As is the case with other wine-producing countries in South America, there has been a large European influence; for example, the Serra Gaúcha is home to many Brazilians of German and Italian descent, and wine production forms an integral part of local culture with vineyards in abundance. This mountainous region is just one of many wine-producing districts in southern Brazil, an area approximately the same size as France and responsible for 85-90% of the country’s fine wines.
As is the case with its neighbour, Argentina (last month’s tasting destination), Brazil produces more reds than whites; three times more, in fact. However, Nicolas had selected two very contrasting white wines for us to start the evenings tasting. The first, Sinais Italico Riesling 2017, comes from the Serra Gaúcha and was an easy drinking and very refreshing wine with a longish finish. The second white, Sanjo Nobrese Moscato NV from Brazil’s coldest state (Santa Catarina) was incredibly aromatic with an amazing array of flavours, and a number of members agreed this would make a great accompaniment to Thai curries.
Our first red wine was Go Brazil’s featured wine of the month. Campos de Cima Tres Bocas 2016 was produced by experienced French winemaker, Michel Fabre, and is an unoaked blend of Tannat (55%), Cabernet Sauvignon (35%) and Ruby Cabernet (10%), the latter being a completely new varietal to club members. Nicholas explained that the Ruby Cabernet is a cross between Cabernet Sauvignon and Carignan, the latter selected for its better heat resistance.
Next up was the Don Guerino Reserva Teroldego 2016, made from a grape variety originating in north eastern Italy but one which you seldom come across. This wine had been aged in French and American oak for approximately 6 months and proved to be a smooth, easy drinking wine with soft tannins.

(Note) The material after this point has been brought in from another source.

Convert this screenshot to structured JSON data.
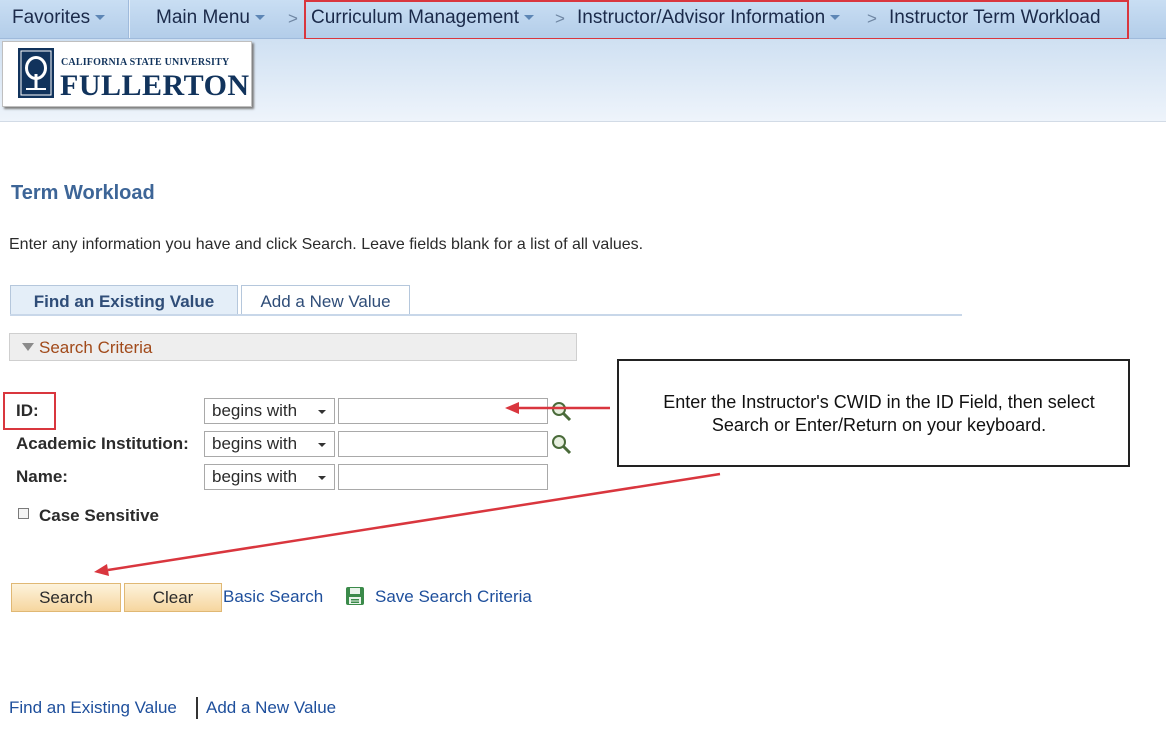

This appeared to be universally enjoyed by all!
Sanjo Maestrale Cabernet Sauvignon 2007 was a very good wine, aged in a combination of new and used French oak barrels for 12 months. Our penultimate wine turned out to be the product of a Japanese-Brazilian Cooperative which perhaps wasn’t that much of a surprise after having had the opportunity to try some rather nice Japanese wine back in March 2017 (‘Enchanting Asia’).
Our last wine of the evening, or so we thought, was the Pizzato Gran Reserva Concentus 2009. Producer Pizzato is particularly well known for his Merlot and this wine, with firm tannins has aged well but would benefit from even longer cellaring. This is a wine which would pair well with steaks, casseroles and stongly-flavoured cheese. Nicholas then surprised us with the opportunity to taste his first bottle of the newly imported 2013 vintage. With only a total of 4,070 bottles produced, this was a fantastic treat and an excellent wine to finish an excellent evening.